It’s worth mentioning that reporting on science and medicine is no different than covering other areas such as politics. In some cases, the institutions and people you interact with have agendas and may hype their findings or exclude pertinent information needed for readers to form an opinion. In this light, science journalists still perform their “watchdog” duties by examining findings critically and questioning the larger implications of claims.
As for pitfalls, there are many. What I’ve learned — sometimes the hard way — is not to lend too much credence to one study. It’s difficult, because most science news relies on the academic journal publishing cycle. In essence, the act of an article being published (regardless of its quality) is newsworthy. I’ve tried to avoid this by providing context for readers and explaining where the work fits into the larger body of research. There’s also plenty of room for humility. As a science communicator, I’m more than willing to admit that I lack the knowledge and expertise to understand topics the same way as scientists. Asking researchers questions not only ensures readers that you’re trying to get the facts right, but it also helps us build working relationships with sources.
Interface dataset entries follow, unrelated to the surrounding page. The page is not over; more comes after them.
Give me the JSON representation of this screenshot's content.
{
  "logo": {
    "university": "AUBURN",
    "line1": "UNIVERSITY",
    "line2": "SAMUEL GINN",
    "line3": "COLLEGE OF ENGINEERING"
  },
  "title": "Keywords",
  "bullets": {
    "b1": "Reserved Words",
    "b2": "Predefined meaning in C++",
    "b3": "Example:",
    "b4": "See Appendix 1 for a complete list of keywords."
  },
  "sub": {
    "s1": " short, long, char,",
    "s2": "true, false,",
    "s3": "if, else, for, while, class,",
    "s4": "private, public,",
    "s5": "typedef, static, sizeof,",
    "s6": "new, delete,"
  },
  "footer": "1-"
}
JR: How do you balance fidelity to complex findings with the imperative to communicate clearly to a wide audience?
Marianne English: Sometimes it’s hard to make findings interesting to readers, especially if it’s one small piece in the bigger picture. I try to provide context for readers so they can better understand the complexity of what’s being discussed. As a blogger, I may link to other studies with supporting or conflicting results, or perhaps highlight the caveats in the research’s methods or conclusions. Depending on the study’s design, it’s important to be cautious when sharing results with readers.
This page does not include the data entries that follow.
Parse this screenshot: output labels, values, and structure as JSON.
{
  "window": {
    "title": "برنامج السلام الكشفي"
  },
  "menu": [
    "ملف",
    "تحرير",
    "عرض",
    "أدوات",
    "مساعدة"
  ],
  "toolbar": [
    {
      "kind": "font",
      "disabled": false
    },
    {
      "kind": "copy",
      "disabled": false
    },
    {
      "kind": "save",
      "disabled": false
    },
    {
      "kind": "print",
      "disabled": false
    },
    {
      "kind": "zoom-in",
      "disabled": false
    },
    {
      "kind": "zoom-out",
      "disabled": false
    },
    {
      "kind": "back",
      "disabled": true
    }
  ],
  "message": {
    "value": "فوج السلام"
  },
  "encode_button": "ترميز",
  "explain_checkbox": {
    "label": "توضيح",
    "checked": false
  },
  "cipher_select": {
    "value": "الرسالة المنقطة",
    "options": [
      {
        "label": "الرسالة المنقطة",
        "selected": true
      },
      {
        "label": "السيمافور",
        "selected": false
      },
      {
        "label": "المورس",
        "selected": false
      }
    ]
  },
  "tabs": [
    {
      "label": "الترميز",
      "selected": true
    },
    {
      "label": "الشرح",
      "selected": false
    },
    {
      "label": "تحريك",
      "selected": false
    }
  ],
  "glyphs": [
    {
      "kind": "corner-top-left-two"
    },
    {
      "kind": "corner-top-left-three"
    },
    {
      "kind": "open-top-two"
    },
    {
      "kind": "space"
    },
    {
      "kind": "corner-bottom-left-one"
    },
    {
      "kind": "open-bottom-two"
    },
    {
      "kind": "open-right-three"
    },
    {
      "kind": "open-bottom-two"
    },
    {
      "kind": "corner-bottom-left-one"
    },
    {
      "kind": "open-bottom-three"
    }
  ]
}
Without a strong community of science and health journalists, I would not have been able to adopt these principles in my work. I recently attended (and highly recommend) an excellent workshop for health reporters called the NIH Medicine in the Media. The course teaches reporters what to look for in studies, how to assess evidence in research as well as how to report meaningful results to readers and viewers. It definitely flipped everything I knew on its head — in a good way, of course.
JR: What kinds of research do you prefer to write about? What are some of your favorite recent studies?
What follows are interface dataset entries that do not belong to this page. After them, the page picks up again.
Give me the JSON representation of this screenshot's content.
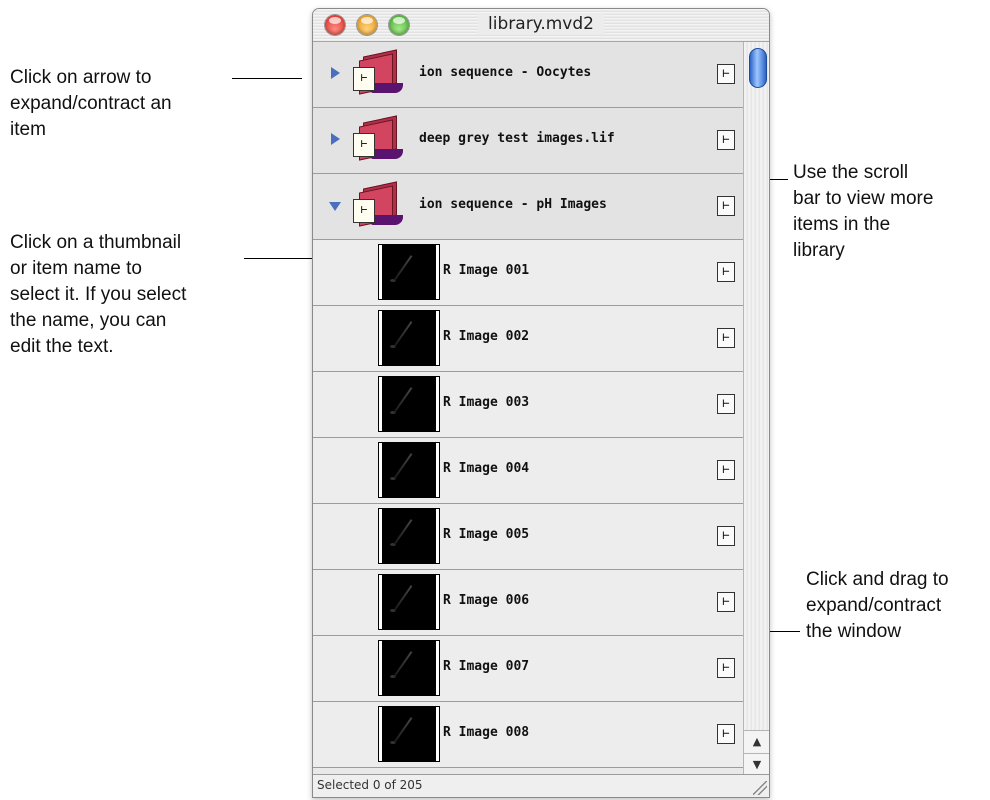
{
  "window": {
    "title": "library.mvd2",
    "status": "Selected 0 of 205"
  },
  "groups": [
    {
      "name": "ion sequence - Oocytes",
      "expanded": false
    },
    {
      "name": "deep grey test images.lif",
      "expanded": false
    },
    {
      "name": "ion sequence - pH Images",
      "expanded": true
    }
  ],
  "items": [
    {
      "name": "R Image 001"
    },
    {
      "name": "R Image 002"
    },
    {
      "name": "R Image 003"
    },
    {
      "name": "R Image 004"
    },
    {
      "name": "R Image 005"
    },
    {
      "name": "R Image 006"
    },
    {
      "name": "R Image 007"
    },
    {
      "name": "R Image 008"
    }
  ],
  "annotations": {
    "arrow": "Click on arrow to\nexpand/contract an\nitem",
    "thumbnail": "Click on a thumbnail\nor item name to\nselect it. If you select\nthe name, you can\nedit the text.",
    "scroll": "Use the scroll\nbar to view more\nitems in the\nlibrary",
    "drag": "Click and drag to\nexpand/contract\nthe window"
  },
  "icons": {
    "tree_glyph": "⊢",
    "scroll_up": "▲",
    "scroll_down": "▼"
  },
  "colors": {
    "disclosure": "#4a6fbf",
    "scroll_thumb": "#2b64c8",
    "folder": "#d2445f"
  }
}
Marianne English: My curious side is drawn to very basic research, including why our bodies and brains behave certain ways. I like to say this is my HowStuffWorks — another site I freelance for — personality coming out. I also enjoy writing about areas in which science and society intersect. At present, much of science’s future rests in the hands of the general public and policy-makers. Unfortunately, some areas of science are not well understood by the people they serve, which is something I’d like to help remedy.
As a writer, I’ve covered topics ranging from mental health and schizophrenia to the evolutionary implications of pruney fingers and controversy surrounding gene patenting. Each assignment allows me to learn something fantastic and new about us, our society and the fascinating world we live in. I couldn’t ask for a better profession.
For other students or journalists interested in this type of writing, my advice is to jump in head first and learn from other veterans. I can’t emphasize enough how supportive the science and health writing communities are in ushering in and helping new writers. The National Association of Science Writers is also a great place to start. I’ve also been delighted to learn from the many responsive readers who comment on my work and enjoy learning about the world with me.
Tags: research chat, training